Not long ago, the folks at Duolingo — the free, East Liberty-based language learning app used by 200 million people throughout the world — began to notice a pattern in their users.

The most popular language to learn in many places was that country’s native language. In Sweden, it was Swedish. In Miami, it was English.

It didn’t take long to figure out that most of these users were immigrants; some were refugees and had incredible stories of survival and perseverance.

The company sent Pittsburgh-based photographer Justin Merriman to Turkey and Jordan to collect some of these stories. The result is “Something Like Home,” a documentary film about four refugees that debuted Tuesday night at the Kelly-Strayhorn Theater in East Liberty. It can now be viewed for free at duolingomovie.com.

“We landed in Turkey because of Noor’s story (last names are excluded for their family’s safety),” says Merriman. “We were so compelled by it. It wasn’t really, in the beginning, about Syria and displaced refugees. It was about people using language to change their lives.”

Fleeing the civil war in Syria, Noor landed in Iraq, which was in some ways even worse. She kept moving, to Dubai and Turkey. Her desire to learn and connect with her new home in Turkey provided a crucial impetus for the film.

“When you can communicate in the language of the country you’re in, you understand their culture, their customs,” says Merriman. “That’s important when you’re living in a community. In the Inuit language, there are 50 ways to say ‘snow.’ Each word is different. We often don’t appreciate what language means to us, because it’s not a necessity for survival.”

As Syria descended into chaos, cars turned into bombs, neighborhoods became battlefronts, friends and family became casualties. Ahmed, a construction engineer, recalls a building he had just built becoming a battlefield, which he had but minutes to flee.

Noor, a Syrian refugee living in Turkey. Photo by Justin Merriman.

Noor was at the screening at the Kelly-Strayhorn. Visas were impossible for the others, because of their Syrian citizenship. But she had obtained Iraqi citizenship which actually made it slightly easier to get a travel visa.

A software engineer who speaks five languages, Noor had some advice for new language learners.
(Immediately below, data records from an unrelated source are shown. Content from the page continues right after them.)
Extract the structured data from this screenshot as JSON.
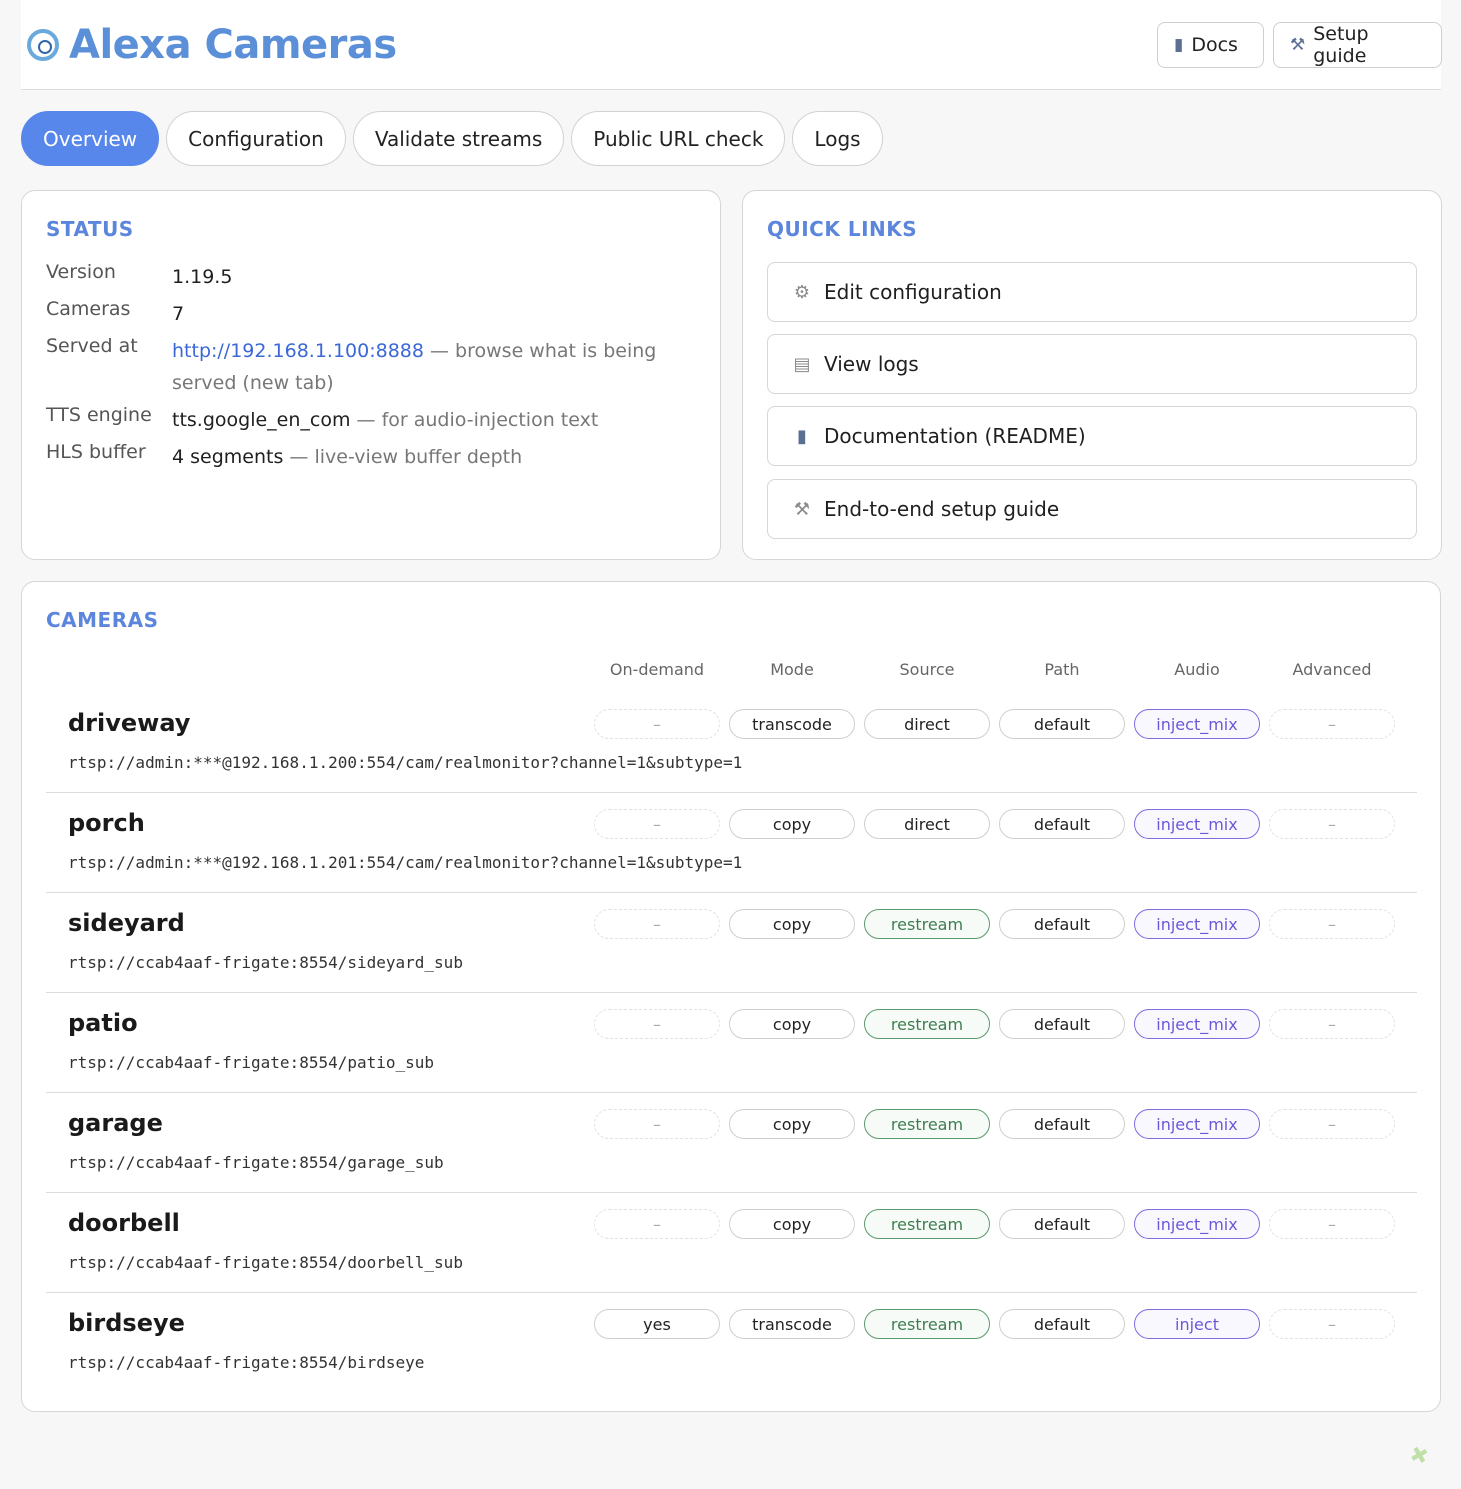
{
  "header": {
    "title": "Alexa Cameras",
    "docs_label": "Docs",
    "setup_label": "Setup guide"
  },
  "tabs": [
    {
      "label": "Overview",
      "active": true
    },
    {
      "label": "Configuration"
    },
    {
      "label": "Validate streams"
    },
    {
      "label": "Public URL check"
    },
    {
      "label": "Logs"
    }
  ],
  "status": {
    "title": "STATUS",
    "version_label": "Version",
    "version": "1.19.5",
    "cameras_label": "Cameras",
    "cameras": "7",
    "served_label": "Served at",
    "served_url": "http://192.168.1.100:8888",
    "served_note": "— browse what is being served (new tab)",
    "tts_label": "TTS engine",
    "tts": "tts.google_en_com",
    "tts_note": "— for audio-injection text",
    "hls_label": "HLS buffer",
    "hls": "4 segments",
    "hls_note": "— live-view buffer depth"
  },
  "quick_links": {
    "title": "QUICK LINKS",
    "items": [
      {
        "label": "Edit configuration",
        "icon": "gear-icon"
      },
      {
        "label": "View logs",
        "icon": "document-icon"
      },
      {
        "label": "Documentation (README)",
        "icon": "book-icon"
      },
      {
        "label": "End-to-end setup guide",
        "icon": "tools-icon"
      }
    ]
  },
  "cameras": {
    "title": "CAMERAS",
    "columns": [
      "On-demand",
      "Mode",
      "Source",
      "Path",
      "Audio",
      "Advanced"
    ],
    "rows": [
      {
        "name": "driveway",
        "url": "rtsp://admin:***@192.168.1.200:554/cam/realmonitor?channel=1&subtype=1",
        "cells": [
          "–",
          "transcode",
          "direct",
          "default",
          "inject_mix",
          "–"
        ]
      },
      {
        "name": "porch",
        "url": "rtsp://admin:***@192.168.1.201:554/cam/realmonitor?channel=1&subtype=1",
        "cells": [
          "–",
          "copy",
          "direct",
          "default",
          "inject_mix",
          "–"
        ]
      },
      {
        "name": "sideyard",
        "url": "rtsp://ccab4aaf-frigate:8554/sideyard_sub",
        "cells": [
          "–",
          "copy",
          "restream",
          "default",
          "inject_mix",
          "–"
        ]
      },
      {
        "name": "patio",
        "url": "rtsp://ccab4aaf-frigate:8554/patio_sub",
        "cells": [
          "–",
          "copy",
          "restream",
          "default",
          "inject_mix",
          "–"
        ]
      },
      {
        "name": "garage",
        "url": "rtsp://ccab4aaf-frigate:8554/garage_sub",
        "cells": [
          "–",
          "copy",
          "restream",
          "default",
          "inject_mix",
          "–"
        ]
      },
      {
        "name": "doorbell",
        "url": "rtsp://ccab4aaf-frigate:8554/doorbell_sub",
        "cells": [
          "–",
          "copy",
          "restream",
          "default",
          "inject_mix",
          "–"
        ]
      },
      {
        "name": "birdseye",
        "url": "rtsp://ccab4aaf-frigate:8554/birdseye",
        "cells": [
          "yes",
          "transcode",
          "restream",
          "default",
          "inject",
          "–"
        ]
      }
    ]
  }
}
“Use all of your senses,” she told the sold-out crowd. “You have to listen. You have to speak the words and listen.”

Opportunities for refugees are, of course, vastly different.

One of the refugees profiled, Mahmoud, lives in a refugee camp in Jordan. It’s a grim place, with identical huts lined up to the horizon in a featureless desert.

“You want to think that you find a sense of hope,” says Merriman. “I see it in Mahmoud’s eyes. But it’s hard to look beyond the fact that there are 30,000 people who have been there five to seven years. It’s hard to travel outside the camps. They have so few opportunities to work and benefit their lives in any way.”

Mahmoud, who has lived there for five years, has thrown himself into learning languages — spoken and computer — for an imagined future outside the camp.

“The thing about children the world round — they all are children,” says Merriman. “They laugh, they play, they color in coloring books, play soccer. They often don’t see it for what it really is. The adults see it. They fear what their future may continue to look like. That’s hard. It’s hard to drive through that camp and see so many people who have so little, and that the world has forgotten.”

The film was a transformative experience for Merriman.

“Every time I step outside into the world with my camera, I’m changed. I leave something behind, and take something with me,” he says. “All the people I photographed, I’m still in contact with. They’re like family; I will forever keep track of them and their lives. I hope I gave them an opportunity to speak and know that their stories matter. Not only them, but all the people they represent.”